Hepatitis B can be passed on through bodily fluid contact, so sexual contact, tattoos or piercings, medical procedures and any kind of exposure to needles pose a risk when travelling in Brazil. Vaccination is recommended for any travellers planning on any kind of procedure, or mixing with locals. If you are considering any such activity while in Brazil speak to the doctor about getting vaccinated. HIV/Aids is also present in Brazil and can be passed on through bodily fluid exchange.
Similar to Hepatitis A, Typhoid can be passed on through contaminated food or water and travellers to Brazil can be at risk of contracting Typhoid. Symptoms can take up to two weeks to appear, meaning it may be hard to pin point exactly how the disease was contracted.
Typhoid is found in roughly 50-70 Australians returning from overseas each year, and is easily preventable with the vaccination against Hepatitis A and Typhoid delivered in one. The vaccine is recommended for those who like to eat local produce and those staying in rural areas or visiting friends or relatives are especially.
Malaria risk in Brazil
Malaria is present in these states of Brazil: Acre, Amapá, Amazonas, Mato Grosso, Para, Rondonia, Roraima, Tocantins, and the western part of Maranhaõ and urbanized or city areas including Boa Vista, Macapa, Manaus, Maraba, Porto Velho, and Santarem. In general the risk of contracting malaria is considered higher during the wet season, May to August and November to January. You should speak to the doctor about whether you plan to spend a lot of time outdoors (especially overnight) and other activities you have planned to determine your risk of contracting malaria while away. There are preventative measures you can take against mosquito bites, wearing long loose clothing, using repellent, and mosquito nets, which may reduce the risk of contracting malaria while in Brazil. The doctor can discuss this further with you.
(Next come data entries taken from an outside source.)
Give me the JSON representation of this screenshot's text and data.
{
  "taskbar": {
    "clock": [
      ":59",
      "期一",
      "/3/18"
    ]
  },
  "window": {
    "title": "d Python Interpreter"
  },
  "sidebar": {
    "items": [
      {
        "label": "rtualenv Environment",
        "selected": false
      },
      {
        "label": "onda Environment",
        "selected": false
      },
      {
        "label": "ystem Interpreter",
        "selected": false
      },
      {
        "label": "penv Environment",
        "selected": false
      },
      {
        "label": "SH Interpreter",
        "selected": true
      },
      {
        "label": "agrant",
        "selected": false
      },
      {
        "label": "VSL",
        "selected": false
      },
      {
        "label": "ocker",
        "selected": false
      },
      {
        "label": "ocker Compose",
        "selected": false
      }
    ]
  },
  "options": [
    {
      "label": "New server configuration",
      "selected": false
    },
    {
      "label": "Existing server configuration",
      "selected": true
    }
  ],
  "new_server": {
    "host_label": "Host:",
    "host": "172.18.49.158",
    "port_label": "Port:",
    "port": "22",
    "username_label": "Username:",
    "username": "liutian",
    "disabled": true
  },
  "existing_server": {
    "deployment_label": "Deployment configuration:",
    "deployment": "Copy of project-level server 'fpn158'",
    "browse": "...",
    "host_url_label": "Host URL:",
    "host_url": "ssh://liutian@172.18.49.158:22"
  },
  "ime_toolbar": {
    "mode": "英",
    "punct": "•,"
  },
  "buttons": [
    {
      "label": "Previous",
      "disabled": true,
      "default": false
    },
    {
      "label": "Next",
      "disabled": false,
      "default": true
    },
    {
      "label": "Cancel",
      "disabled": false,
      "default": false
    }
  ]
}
If you are recommended anti-malarial drugs you may need to start taking medication before you leave and/or take medication with you on your trip and when you return home.
Other mosquito borne illnesses:
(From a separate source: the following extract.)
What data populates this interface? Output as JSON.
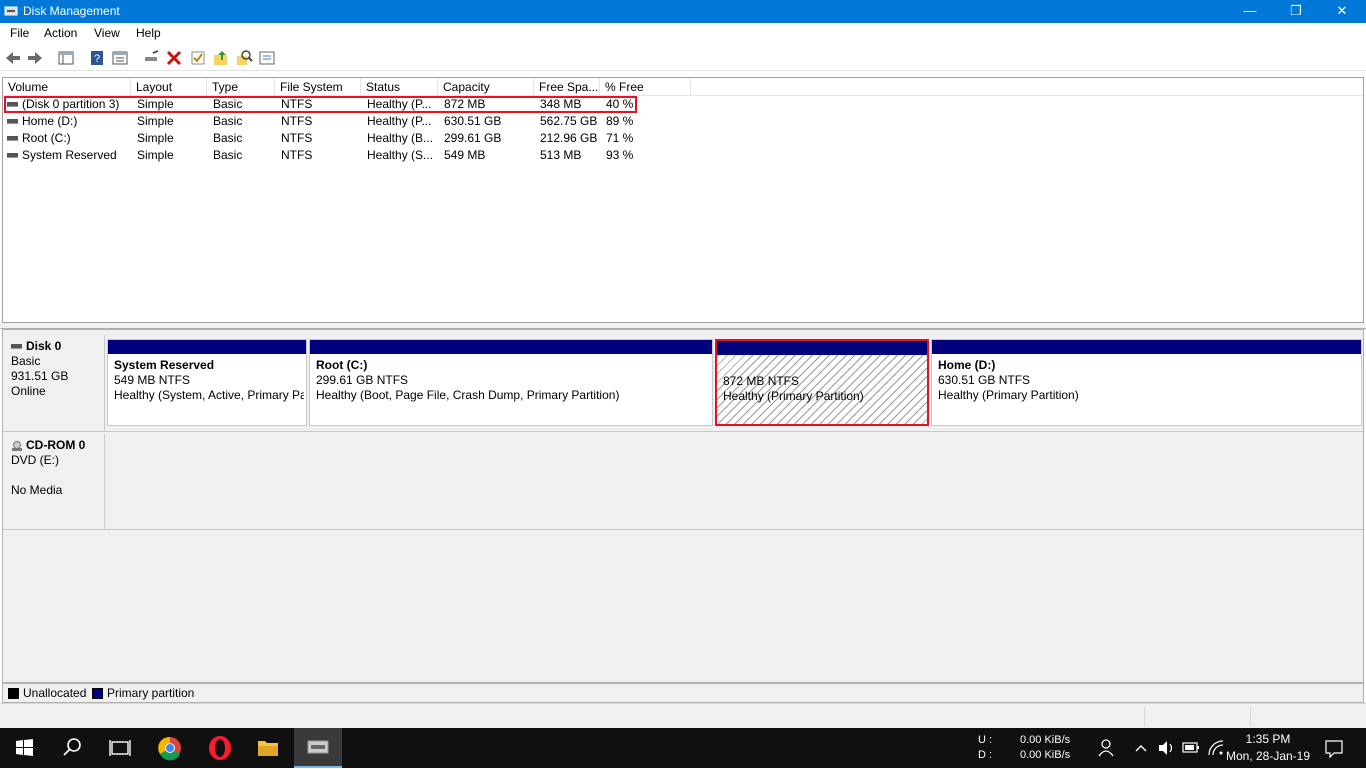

Other mosquito borne illnesses such as schistosomiasis may be present in Brazil and swimming in fresh water is not recommended. If you or a travelling companion experiences fever or diarrhea during your trip it is advised to seek medical attention immediately. Hospitals in Brazil may require cash payment before administering treatment.
Rabies is not especially prevalent in Brazil, however there are some factors that increase risk of exposure. Rabies can be passed on by bites from dogs; bats or other mammals so increased exposure to animals will mean increased risk.
If you are travelling to Brazil to work with animals in any capacity, or will be doing outdoor adventure activities such as bushwalking, caving, rock climbing etc in more remote areas you should speak to the doctor about getting vaccinated. Children may also be less likely to report bites or contact with animals.
When to speak to the doctor about upcoming travel to Brazil
Ideally you should speak to the doctor 4-6 weeks ahead of your travel date to ensure that you will have time for any necessary shots to be effectively administered. Leaving it too late may mean you can’t be adequately vaccinated before travelling.
This page is designed to provide basic vaccination information for people entering Brazil as a tourist, medical tourist, backpacker or holidaymaker or foreign worker. Depending on your reasons for travelling to Brazil, and the length of time you intend to stay there, your individual needs may vary. This advice is general advice only and does not substitute medical advice given by the Travel Vaccination Clinic, so you should still book an appointment to discuss your situation and travel plans. You may use the advice on this page to start a conversation with the Travel Vaccination Clinic doctor during your appointment.